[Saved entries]

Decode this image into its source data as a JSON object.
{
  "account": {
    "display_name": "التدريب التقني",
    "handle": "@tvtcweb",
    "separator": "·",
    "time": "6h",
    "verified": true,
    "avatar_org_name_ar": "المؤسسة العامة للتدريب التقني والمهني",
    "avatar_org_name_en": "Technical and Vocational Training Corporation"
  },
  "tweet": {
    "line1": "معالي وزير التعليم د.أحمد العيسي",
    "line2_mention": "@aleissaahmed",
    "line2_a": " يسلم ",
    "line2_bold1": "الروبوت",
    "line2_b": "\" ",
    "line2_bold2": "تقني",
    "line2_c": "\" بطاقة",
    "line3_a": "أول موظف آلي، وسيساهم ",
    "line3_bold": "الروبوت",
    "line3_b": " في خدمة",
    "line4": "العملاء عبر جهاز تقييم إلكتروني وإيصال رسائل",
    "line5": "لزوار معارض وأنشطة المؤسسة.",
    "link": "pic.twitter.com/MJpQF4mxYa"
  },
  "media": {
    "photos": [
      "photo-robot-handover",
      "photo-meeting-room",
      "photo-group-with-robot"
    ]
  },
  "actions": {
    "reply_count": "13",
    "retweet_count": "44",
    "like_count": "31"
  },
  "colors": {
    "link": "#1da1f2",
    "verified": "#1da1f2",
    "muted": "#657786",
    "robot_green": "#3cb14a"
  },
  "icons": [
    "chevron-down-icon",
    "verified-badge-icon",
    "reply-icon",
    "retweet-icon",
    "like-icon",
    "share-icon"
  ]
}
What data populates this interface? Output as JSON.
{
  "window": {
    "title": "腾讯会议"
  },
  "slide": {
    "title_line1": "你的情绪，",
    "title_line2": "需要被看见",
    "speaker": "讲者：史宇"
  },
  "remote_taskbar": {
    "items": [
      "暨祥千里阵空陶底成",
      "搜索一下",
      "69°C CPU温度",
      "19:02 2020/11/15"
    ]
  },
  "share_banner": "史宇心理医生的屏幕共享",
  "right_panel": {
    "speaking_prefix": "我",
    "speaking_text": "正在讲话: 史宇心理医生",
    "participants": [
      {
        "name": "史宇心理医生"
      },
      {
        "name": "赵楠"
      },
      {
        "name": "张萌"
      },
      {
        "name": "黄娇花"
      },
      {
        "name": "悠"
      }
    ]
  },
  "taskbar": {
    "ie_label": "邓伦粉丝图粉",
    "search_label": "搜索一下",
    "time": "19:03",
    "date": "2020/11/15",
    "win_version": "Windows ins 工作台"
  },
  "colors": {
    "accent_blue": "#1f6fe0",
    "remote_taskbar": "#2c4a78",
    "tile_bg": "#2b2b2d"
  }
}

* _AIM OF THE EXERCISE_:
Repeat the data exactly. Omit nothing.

* _EXERCISE OUTPUT_:
Decode this image into its source data as a JSON object.
{
  "account": {
    "display_name": "التدريب التقني",
    "handle": "@tvtcweb",
    "separator": "·",
    "time": "6h",
    "verified": true,
    "avatar_org_name_ar": "المؤسسة العامة للتدريب التقني والمهني",
    "avatar_org_name_en": "Technical and Vocational Training Corporation"
  },
  "tweet": {
    "line1": "معالي وزير التعليم د.أحمد العيسي",
    "line2_mention": "@aleissaahmed",
    "line2_a": " يسلم ",
    "line2_bold1": "الروبوت",
    "line2_b": "\" ",
    "line2_bold2": "تقني",
    "line2_c": "\" بطاقة",
    "line3_a": "أول موظف آلي، وسيساهم ",
    "line3_bold": "الروبوت",
    "line3_b": " في خدمة",
    "line4": "العملاء عبر جهاز تقييم إلكتروني وإيصال رسائل",
    "line5": "لزوار معارض وأنشطة المؤسسة.",
    "link": "pic.twitter.com/MJpQF4mxYa"
  },
  "media": {
    "photos": [
      "photo-robot-handover",
      "photo-meeting-room",
      "photo-group-with-robot"
    ]
  },
  "actions": {
    "reply_count": "13",
    "retweet_count": "44",
    "like_count": "31"
  },
  "colors": {
    "link": "#1da1f2",
    "verified": "#1da1f2",
    "muted": "#657786",
    "robot_green": "#3cb14a"
  },
  "icons": [
    "chevron-down-icon",
    "verified-badge-icon",
    "reply-icon",
    "retweet-icon",
    "like-icon",
    "share-icon"
  ]
}
What data populates this interface? Output as JSON.
{
  "window": {
    "title": "腾讯会议"
  },
  "slide": {
    "title_line1": "你的情绪，",
    "title_line2": "需要被看见",
    "speaker": "讲者：史宇"
  },
  "remote_taskbar": {
    "items": [
      "暨祥千里阵空陶底成",
      "搜索一下",
      "69°C CPU温度",
      "19:02 2020/11/15"
    ]
  },
  "share_banner": "史宇心理医生的屏幕共享",
  "right_panel": {
    "speaking_prefix": "我",
    "speaking_text": "正在讲话: 史宇心理医生",
    "participants": [
      {
        "name": "史宇心理医生"
      },
      {
        "name": "赵楠"
      },
      {
        "name": "张萌"
      },
      {
        "name": "黄娇花"
      },
      {
        "name": "悠"
      }
    ]
  },
  "taskbar": {
    "ie_label": "邓伦粉丝图粉",
    "search_label": "搜索一下",
    "time": "19:03",
    "date": "2020/11/15",
    "win_version": "Windows ins 工作台"
  },
  "colors": {
    "accent_blue": "#1f6fe0",
    "remote_taskbar": "#2c4a78",
    "tile_bg": "#2b2b2d"
  }
}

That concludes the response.